Economic convergence has been one of the explicit goals of the EU from its very beginning. The prospect of higher living standards has undeniably been a major attraction of EU membership. Conversely, economic divergence may undermine support for the European project and complicate the common monetary policy in the euro area. In this policy note, we first summarise the key findings of an analysis of national and regional convergence across the EU. In particular, we show that initially poorer European countries and regions have, in general and over the longer term, made progress in catching-up with the income levels of their richer peers, even though convergence has not been a smooth process. The relative performance of countries and regions in the EU is also illustrated. We then shed some light on the extent to which the Covid-19 crisis and the ensuing recovery might impact the functioning of the EU “convergence machine”, before drawing some implications in terms of economic policy.

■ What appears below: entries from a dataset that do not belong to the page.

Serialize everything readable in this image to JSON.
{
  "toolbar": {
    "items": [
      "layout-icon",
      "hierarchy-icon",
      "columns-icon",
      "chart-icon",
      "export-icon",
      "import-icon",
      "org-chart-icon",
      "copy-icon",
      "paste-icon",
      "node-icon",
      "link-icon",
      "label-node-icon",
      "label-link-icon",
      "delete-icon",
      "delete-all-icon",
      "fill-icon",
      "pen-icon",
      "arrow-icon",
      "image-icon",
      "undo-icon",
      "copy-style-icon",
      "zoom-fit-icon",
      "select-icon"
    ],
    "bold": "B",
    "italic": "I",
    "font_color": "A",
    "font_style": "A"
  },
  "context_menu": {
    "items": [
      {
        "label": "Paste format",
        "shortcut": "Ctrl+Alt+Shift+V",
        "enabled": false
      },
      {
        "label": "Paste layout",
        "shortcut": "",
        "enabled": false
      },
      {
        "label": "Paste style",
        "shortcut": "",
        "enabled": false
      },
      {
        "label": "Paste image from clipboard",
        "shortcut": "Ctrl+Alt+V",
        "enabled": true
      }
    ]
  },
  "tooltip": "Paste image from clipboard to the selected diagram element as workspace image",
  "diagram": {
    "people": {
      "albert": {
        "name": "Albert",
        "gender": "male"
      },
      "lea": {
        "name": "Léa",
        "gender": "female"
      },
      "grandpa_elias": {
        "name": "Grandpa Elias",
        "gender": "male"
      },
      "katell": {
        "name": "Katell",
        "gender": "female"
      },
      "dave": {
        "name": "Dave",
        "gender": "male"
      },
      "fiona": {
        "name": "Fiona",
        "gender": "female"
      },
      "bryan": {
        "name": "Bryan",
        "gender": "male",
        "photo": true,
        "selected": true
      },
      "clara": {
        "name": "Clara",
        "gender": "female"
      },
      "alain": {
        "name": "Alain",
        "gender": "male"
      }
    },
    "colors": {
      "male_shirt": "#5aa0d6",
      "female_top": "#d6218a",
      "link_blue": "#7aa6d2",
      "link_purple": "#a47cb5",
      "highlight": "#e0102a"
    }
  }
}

This research note describes the construction of news-based Economic Policy Uncertainty (EPU) indices for Flanders, Wallonia and Belgium. The indices are computed from January 2001 until May 2020. Important domestic and more global events coincide with spikes in the indices. The COVID-19 pandemic represents the highest point, reflecting very strong consecutive Belgian newspaper attention to economic policy uncertainty. The monthly values of the EPU indices for Flanders, Wallonia and Belgium are published on www.policyuncertainty.com.
Many tier1 and tier2 universal banks do or will suffer from the COVID-19 global pandemic impact due to customer habit changes and global tech players focusing on fintech platforms. Through a proven architectural methodology that we call “Bank on a Page” surrounded with pragmatic techniques, classical banks are able to digitally transform based on four major focus areas.
We are told that digitalization changes everything. The great disruption comes and will sweep us all away if we don't throw everything overboard that we have stuck to so far: hierarchies, proper clothing, serious business bills. Should we believe that? Short answer: No. But digitalization forms a triangle of technology, economy and human behavior/society – where the decisive interdependencies between the three factors are often missed. This article is a plea for an engineering-like approach to digital transformation and tries to make enemies equally on all sides.
How Banks and Financial Technology Are Reshaping Financial Markets.
Since the start of the 21st century, the architecture of the financial system has changed under the pressure of several crises. The way supervisors, central banks, regulators, and the commercial banks interact is now very different from the situation at the end of the 20th century. Many changes have been implemented as an “urgency measure” to stabilize the system, without looking at the coherence of the whole system and the occasional unintended consequences in the long run. Given that the Corona crisis will not allow us to return quickly to the architecture in line of “best practices” of last century, there should be a thorough analysis of the new “normal” and its internal coherence. Many of the existing “checks and balances” in the architecture have been eliminated for short term reasons. It is urgent to think about a financial system, adapted to the reality of today.